A full month after the original contact, Lord North appeared an hour late for a fourth appointment. Thomas Pownall was powerfully struck by North’s appearance. He thought him the ugliest man he had ever beheld. His eyes rolled about, apparently out of control ; his thick lips twitched; his cheeks looked as if too much air had been forcibly blown into them with a bellows. He had the air of a blind trumpeter. The artist in Thomas found this virtual disfigurement fascinating.
North was warm and affable enough though. Although the affability stopped short of offering any form of refreshment or hospitality.
‘Now, then … ‘ North began as Thomas settled into his chair opposite North’s desk. ‘Your name is Pownall. Charles Pownall …’ This was followed by a flutter of blinks from both eyes. Thomas realised North could hardly see him.
No, my name is Thomas, my lord. Thomas Pownall.’
‘Splendid. Splendid. And you are seeking, what, a place in the Houses of Parliament? In the Commons?
‘That is so my lord.’
‘Why would you not, indeed? It is the most august of assemblies.’ Lord North chuckled , his flabby cheeks shaking. There was a twinkle in his eye. One could discern his last three meals, at least, by the food stains on his bulging waistcoat and his satin breeches.

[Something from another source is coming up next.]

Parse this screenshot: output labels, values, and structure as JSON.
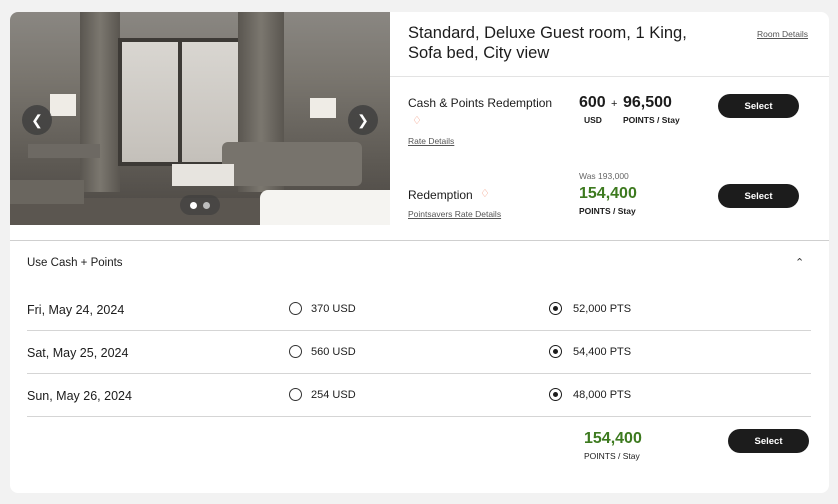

Thomas liked him. And he appeared to have taken to Thomas, as most people did.
‘To tell the truth, Mr Pownall, the Commons is a very agreeable coffee house, no more no less. Our gentlemen deign to drop in there, if they are in London at all , and not away in the country, only when they have no pressing social engagements, nobody to lay a wager with or play billiards with and the theatre does not charm.’ (pages 72, 73)
North goes on to outline how he can help Thomas buy the votes of the people in Tregony, a constituency in Cornwall, although there are a few more of them than the eighteen in North’s own constituency in Banbury.
Samuel Adams, meanwhile was following what was to become the classic recipe for creating a revolution: Start two distinct movements, one a legal party seeking votes in an Assembly, the other an extra-parliamentary movement using coercion and force. Today the force would be trolling and electronic threats. Then it was having Hillsborough mixture smeared on your windows by Young’s Liberty Boys or tarring and feathering or the total destruction of your house. The second movement is often deniable by the first one.
And once America had been brought to the point of revolution, Samuel Adams instigated this: (On the cover of the novel) the Boston Massacre, which led to the Boston Uprising as he knew it would.
The American Revolution saw dedicated, well-trained, well-organised and sometimes ruthless professionals take on disinterested, half-hearted amateurs handicapped, it must be said, by a creditable obedience of the limitations of their own laws. The professionals won. And they have done rather better ever since. And why not?
Get your copy of True Freedom.
Related articles by Michael Dean
How to Write a Historical Novel, Publishers Weekly, Jan 11 2013
Taking Liberties: At the Boundaries of Fictionalised History, Historical Novels Review, May 2009
History as Fiction, May 2009